Does Past Success Change Future Returns?

One of the top money managers and deep thinkers of our time, Howard Marks says the ultimate market truths are:

  1. Public psychology determines price action in short-term perspective.

Psychological and technical factors can swamp fundamentals. In the long run, value creation and destruction are driven by fundamentals such as economic trends, companies’ earnings, demand for products and the skillfulness of managements. But in the short run, markets are highly responsive to investor psychology and the technical factors that influence the supply and demand for assets. In fact, I think confidence matters more than anything else in the short run. Anything can happen in this regard, with results that are both unpredictable and irrational.

2. Most things will turn out to be cyclical and eventually mean-revert.

In investing, as in life, there are very few sure things. Values can evaporate, estimates can be wrong, circumstances can change and “sure things” can fail. However, there are two concepts we can hold to with confidence: • Rule number one: most things will prove to be cyclical. • Rule number two: some of the greatest opportunities for gain and loss come when other people forget rule number one.

Marks also believes that past performance impacts future performance in a big way:

If everyone likes it, it’s probably because it has been doing well. Most people seem to think outstanding performance to date presages outstanding future performance. Actually, it’s more likely that outstanding performance to date has borrowed from the future and thus presages subpar performance from here on out.

In the quote above, Howard Marks talks about assets. Does the same principle applies to trading and investing systems? In business, when a company has very high-profit margins, it attracts competition, which eventually significantly reduces those margins.

What happens if too many people start to apply the same market strategy? Usually, that same strategy stops to work for awhile. Faced with poor returns, many will move on and try something new. Then, all of a sudden that same strategy miraculously starts to work well again. This is a basic market principle – anything that works well for the long-term, has to go through short-term periods of not working (losing money).

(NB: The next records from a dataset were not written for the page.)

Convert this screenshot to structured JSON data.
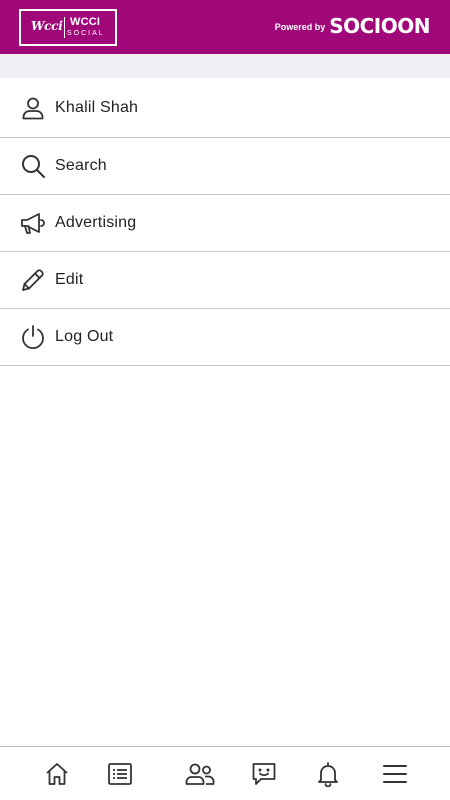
{
  "header": {
    "logo_script": "Wcci",
    "logo_title": "WCCI",
    "logo_subtitle": "SOCIAL",
    "powered_by": "Powered by",
    "brand": "SOCIOON",
    "background_color": "#a0087a"
  },
  "menu": {
    "items": [
      {
        "label": "Khalil Shah",
        "icon": "user-icon"
      },
      {
        "label": "Search",
        "icon": "search-icon"
      },
      {
        "label": "Advertising",
        "icon": "megaphone-icon"
      },
      {
        "label": "Edit",
        "icon": "pencil-icon"
      },
      {
        "label": "Log Out",
        "icon": "power-icon"
      }
    ]
  },
  "bottom_nav": {
    "items": [
      {
        "icon": "home-icon"
      },
      {
        "icon": "list-icon"
      },
      {
        "icon": "people-icon"
      },
      {
        "icon": "chat-icon"
      },
      {
        "icon": "bell-icon"
      },
      {
        "icon": "hamburger-menu-icon"
      }
    ]
  }
}
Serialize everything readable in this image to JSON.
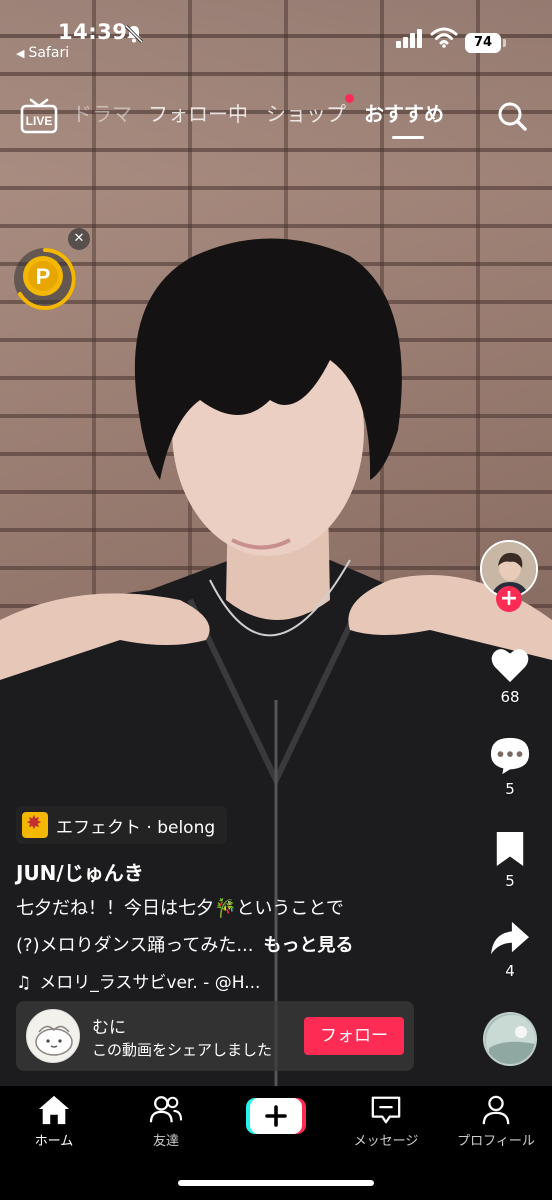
{
  "status_bar": {
    "time": "14:39",
    "back_app": "Safari",
    "battery": "74"
  },
  "top_nav": {
    "live_label": "LIVE",
    "tabs": [
      {
        "label": "ドラマ"
      },
      {
        "label": "フォロー中"
      },
      {
        "label": "ショップ",
        "has_dot": true
      },
      {
        "label": "おすすめ",
        "active": true
      }
    ]
  },
  "coin": {
    "label": "P"
  },
  "rail": {
    "likes": "68",
    "comments": "5",
    "bookmarks": "5",
    "shares": "4"
  },
  "post": {
    "effect": "エフェクト · belong",
    "username": "JUN/じゅんき",
    "caption_line1": "七夕だね！！今日は七夕🎋ということで",
    "caption_line2": "(?)メロりダンス踊ってみた...",
    "more": "もっと見る",
    "music": "メロリ_ラスサビver. - @H..."
  },
  "share_banner": {
    "name": "むに",
    "text": "この動画をシェアしました",
    "follow_label": "フォロー"
  },
  "bottom_nav": {
    "items": [
      {
        "label": "ホーム",
        "active": true
      },
      {
        "label": "友達"
      },
      {
        "label": "メッセージ"
      },
      {
        "label": "プロフィール"
      }
    ]
  },
  "colors": {
    "accent": "#fe2c55",
    "coin": "#f5b800",
    "tiktok_cyan": "#25f4ee"
  }
}
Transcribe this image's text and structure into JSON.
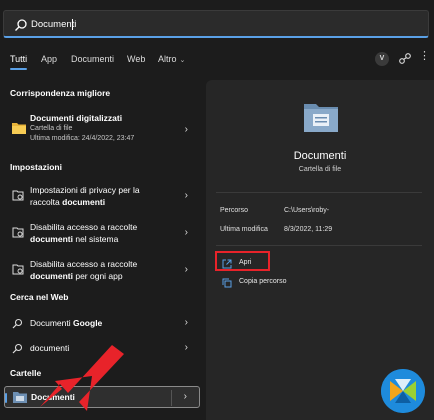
{
  "search": {
    "value": "Documenti"
  },
  "tabs": [
    {
      "label": "Tutti"
    },
    {
      "label": "App"
    },
    {
      "label": "Documenti"
    },
    {
      "label": "Web"
    },
    {
      "label": "Altro"
    }
  ],
  "account": {
    "initial": "V"
  },
  "sections": {
    "best_match": "Corrispondenza migliore",
    "settings": "Impostazioni",
    "web": "Cerca nel Web",
    "folders": "Cartelle"
  },
  "best_match": {
    "title": "Documenti digitalizzati",
    "sub1": "Cartella di file",
    "sub2": "Ultima modifica: 24/4/2022, 23:47"
  },
  "settings_items": [
    {
      "line1": "Impostazioni di privacy per la",
      "line2_plain": "raccolta ",
      "line2_bold": "documenti",
      "line2_tail": ""
    },
    {
      "line1": "Disabilita accesso a raccolte",
      "line2_plain": "",
      "line2_bold": "documenti",
      "line2_tail": " nel sistema"
    },
    {
      "line1": "Disabilita accesso a raccolte",
      "line2_plain": "",
      "line2_bold": "documenti",
      "line2_tail": " per ogni app"
    }
  ],
  "web_items": [
    {
      "plain": "Documenti ",
      "bold": "Google"
    },
    {
      "plain": "documenti",
      "bold": ""
    }
  ],
  "folder_item": {
    "label": "Documenti"
  },
  "detail": {
    "title": "Documenti",
    "subtitle": "Cartella di file",
    "path_label": "Percorso",
    "path_value": "C:\\Users\\roby-",
    "modified_label": "Ultima modifica",
    "modified_value": "8/3/2022, 11:29",
    "actions": [
      {
        "label": "Apri",
        "icon": "open-external-icon"
      },
      {
        "label": "Copia percorso",
        "icon": "copy-icon"
      }
    ]
  },
  "colors": {
    "accent": "#5aa0e6",
    "highlight": "#e8232a",
    "arrow": "#e8232a",
    "background": "#1c1c1c",
    "panel": "#262626"
  }
}
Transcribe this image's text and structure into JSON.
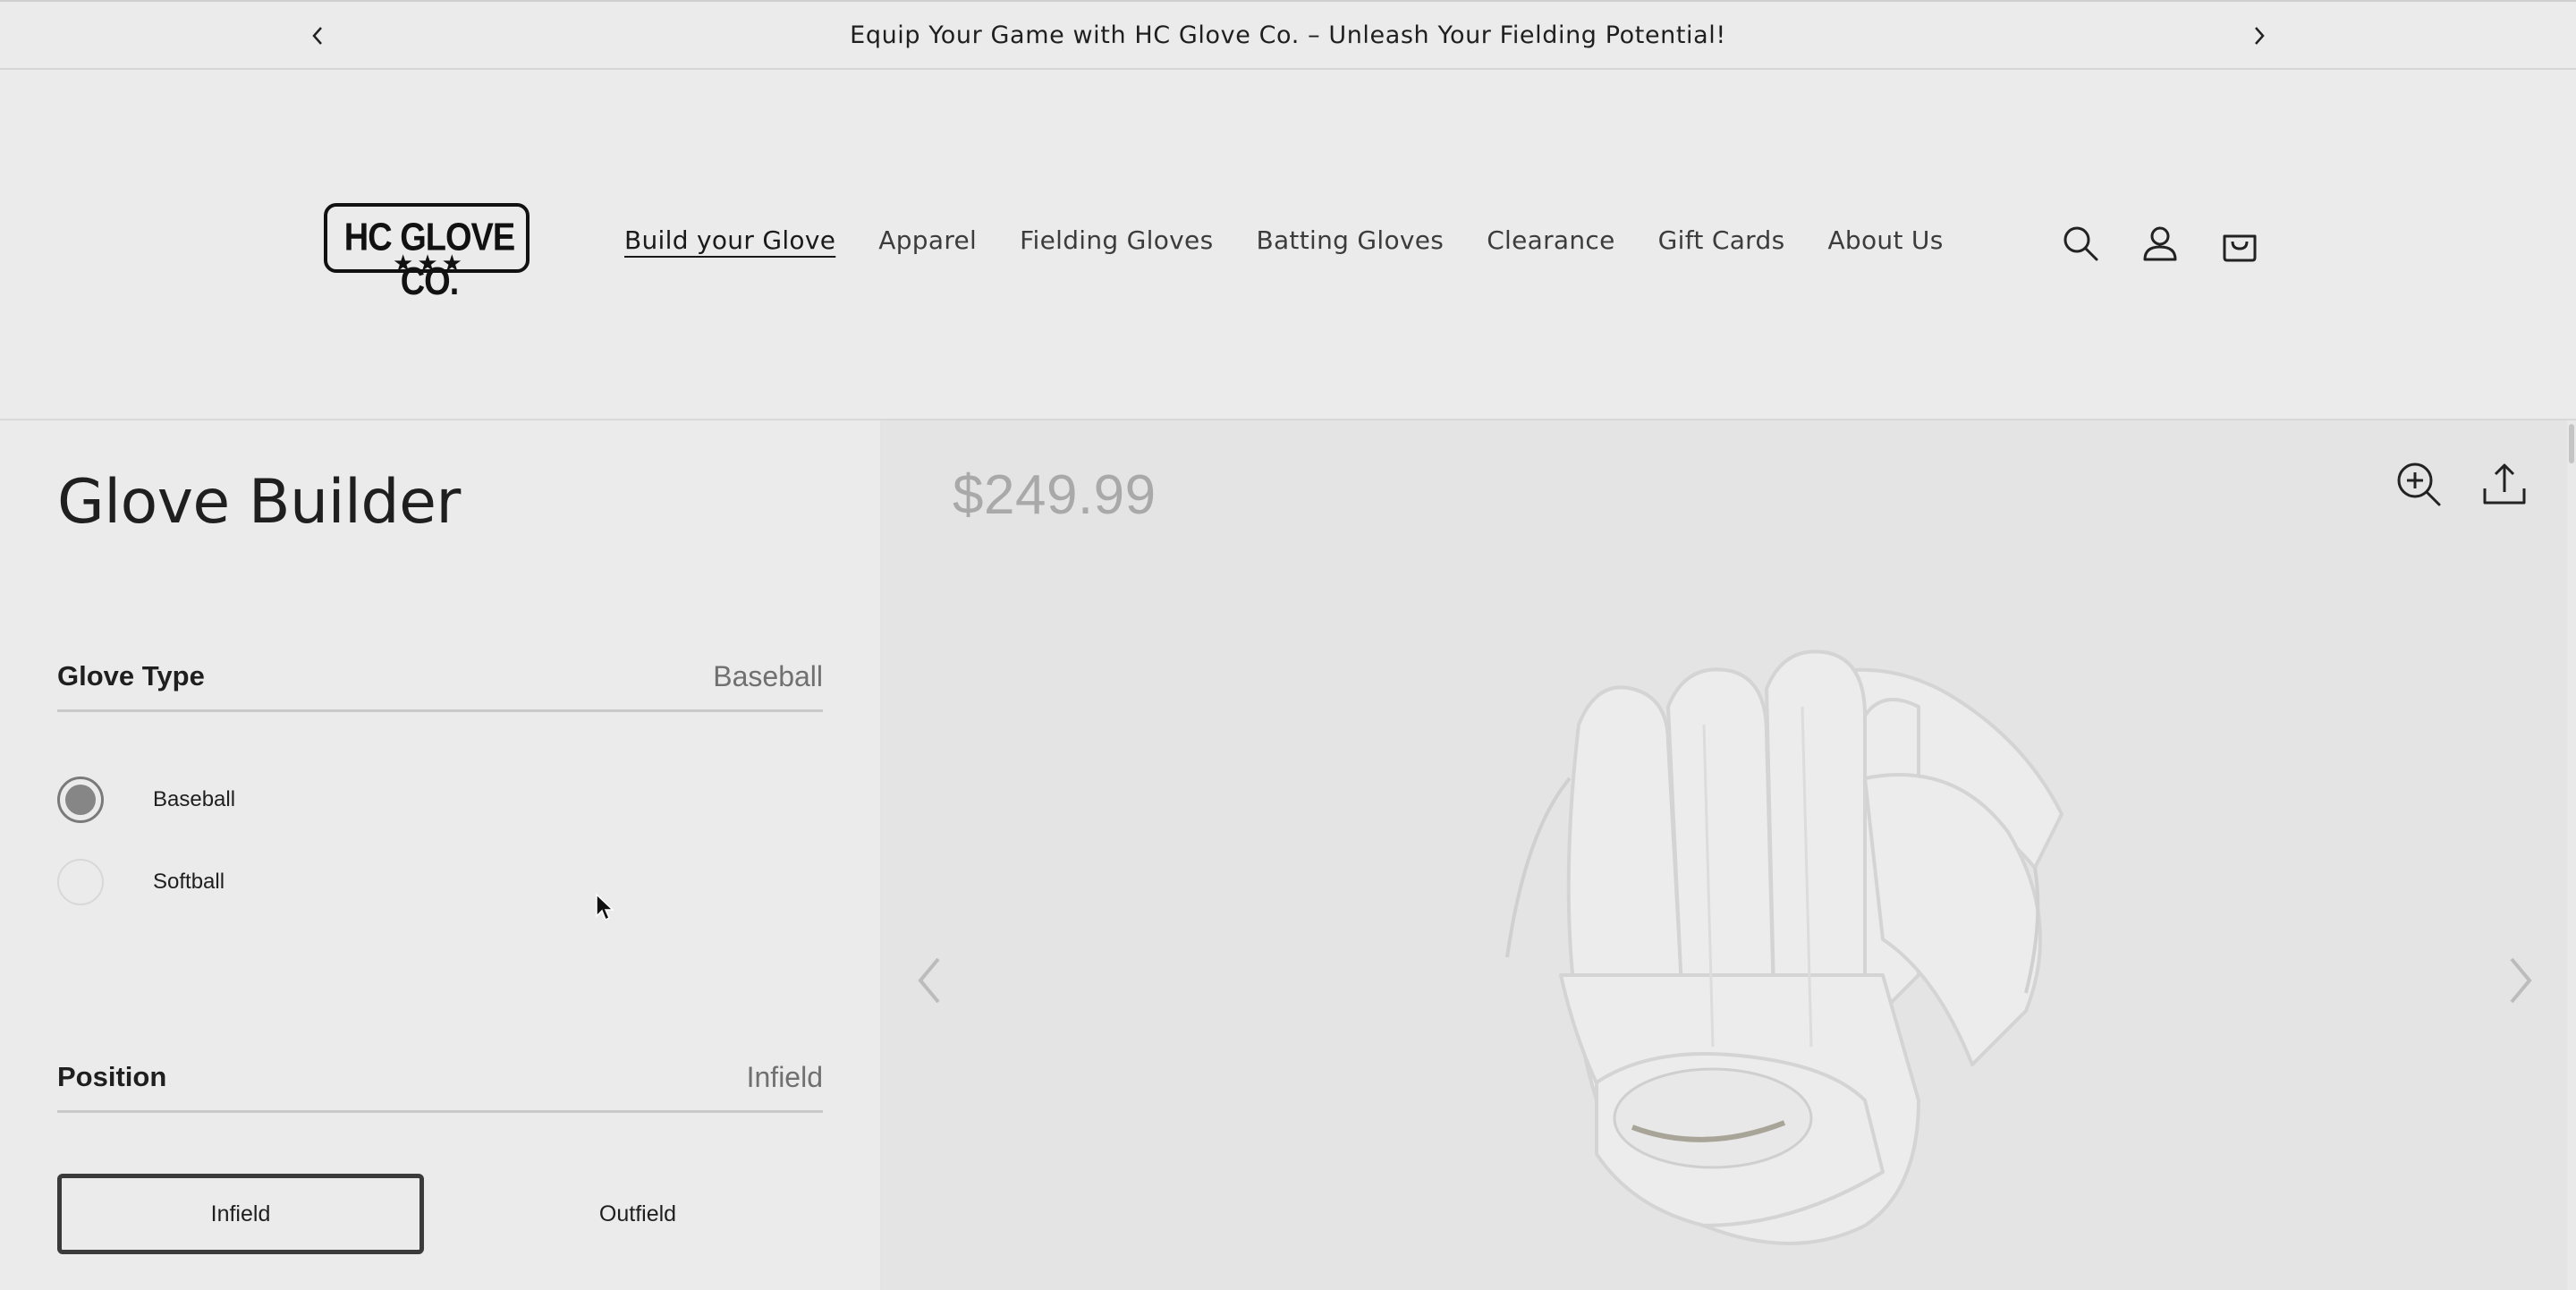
{
  "announcement": {
    "text": "Equip Your Game with HC Glove Co. – Unleash Your Fielding Potential!",
    "prev_icon": "chevron-left-icon",
    "next_icon": "chevron-right-icon"
  },
  "header": {
    "logo_text": "HC GLOVE CO.",
    "logo_stars": "★★★",
    "nav": [
      {
        "label": "Build your Glove",
        "active": true
      },
      {
        "label": "Apparel"
      },
      {
        "label": "Fielding Gloves"
      },
      {
        "label": "Batting Gloves"
      },
      {
        "label": "Clearance"
      },
      {
        "label": "Gift Cards"
      },
      {
        "label": "About Us"
      }
    ],
    "icons": [
      "search-icon",
      "account-icon",
      "cart-icon"
    ]
  },
  "builder": {
    "title": "Glove Builder",
    "glove_type": {
      "label": "Glove Type",
      "value": "Baseball",
      "options": [
        {
          "label": "Baseball",
          "checked": true
        },
        {
          "label": "Softball",
          "checked": false
        }
      ]
    },
    "position": {
      "label": "Position",
      "value": "Infield",
      "options": [
        {
          "label": "Infield",
          "selected": true
        },
        {
          "label": "Outfield",
          "selected": false
        }
      ]
    }
  },
  "preview": {
    "price": "$249.99",
    "tools": [
      "zoom-in-icon",
      "share-icon"
    ],
    "nav_icons": [
      "chevron-left-icon",
      "chevron-right-icon"
    ],
    "image": "glove-image"
  },
  "colors": {
    "background": "#ebebeb",
    "preview_bg": "#e4e4e4",
    "text": "#1f1f1f",
    "muted": "#707070",
    "price": "#a9a9a9"
  }
}
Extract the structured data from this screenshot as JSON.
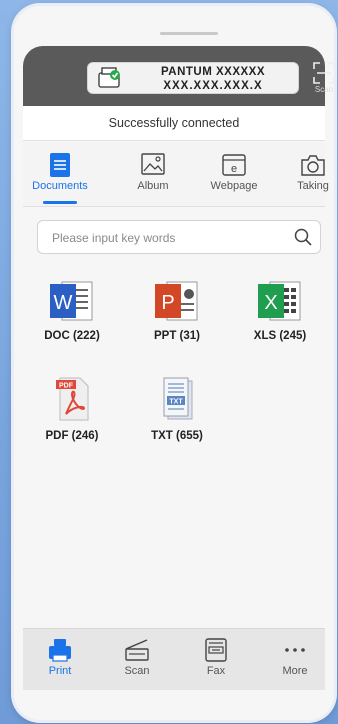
{
  "printer": {
    "name": "PANTUM XXXXXX",
    "ip": "XXX.XXX.XXX.X",
    "scan_label": "Scan"
  },
  "status": {
    "text": "Successfully connected"
  },
  "tabs": [
    {
      "label": "Documents",
      "icon": "document-icon",
      "active": true
    },
    {
      "label": "Album",
      "icon": "image-icon",
      "active": false
    },
    {
      "label": "Webpage",
      "icon": "webpage-icon",
      "active": false
    },
    {
      "label": "Taking",
      "icon": "camera-icon",
      "active": false
    }
  ],
  "search": {
    "placeholder": "Please input key words",
    "value": ""
  },
  "files": [
    {
      "label": "DOC (222)",
      "icon": "word-doc-icon"
    },
    {
      "label": "PPT (31)",
      "icon": "powerpoint-icon"
    },
    {
      "label": "XLS (245)",
      "icon": "excel-icon"
    },
    {
      "label": "PDF (246)",
      "icon": "pdf-icon"
    },
    {
      "label": "TXT (655)",
      "icon": "txt-file-icon"
    }
  ],
  "bottom_nav": [
    {
      "label": "Print",
      "icon": "printer-icon",
      "active": true
    },
    {
      "label": "Scan",
      "icon": "scanner-icon",
      "active": false
    },
    {
      "label": "Fax",
      "icon": "fax-icon",
      "active": false
    },
    {
      "label": "More",
      "icon": "more-dots-icon",
      "active": false
    }
  ],
  "colors": {
    "accent": "#1a73e8",
    "topbar": "#5a5a5a",
    "background": "#7aa6df",
    "word": "#2b5fc4",
    "powerpoint": "#d24726",
    "excel": "#1f9e4f",
    "pdf": "#e0483a",
    "connected_check": "#2aa84a"
  }
}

If everyone becomes a value investor, deep value opportunities will become more scarce. They will likely come once every five or ten years near the bottom of big bear markets. Traditional, long only value investing is hard during prolonged bull markets when a lot of money chases very few good opportunities. Warren Buffett realized relatively early in his career that value investing is not scalable. Then, he switched to buying great businesses at reasonable prices. A true value investor is basically forced to look for short opportunities during much of his career while he is waiting for the next bear market to create incredible long opportunities.

What happens if everyone becomes a momentum investor? Does momentum investing stops working or price trends last even longer and deliver even higher returns? Or maybe, trends become shorter in duration, but a lot more intense and as a result, we see moves that used to take a year to happen in one or two months?

When happens if most people become passive indexers? Correlations are likely to rise further, which means that great businesses will become very attractive deals during market corrections and crappy companies will overshoot to the upside during bull markets and eventually turn into great short opportunities.

In the financial world, you have two basic choices:

  1. Stick to one market approach and go through periods of big drawdowns.
  2. Have several approaches and apply the one that best fits the current market.

I am not saying that one of those approaches is right and the other is wrong. One requires less time and efforts. Thr other significantly reduces drawdowns and potentially can deliver higher returns. One is a science and the other is an art. Art is usually a lot harder.

My strategy is to be flexible and adapt to the ever-changing markets.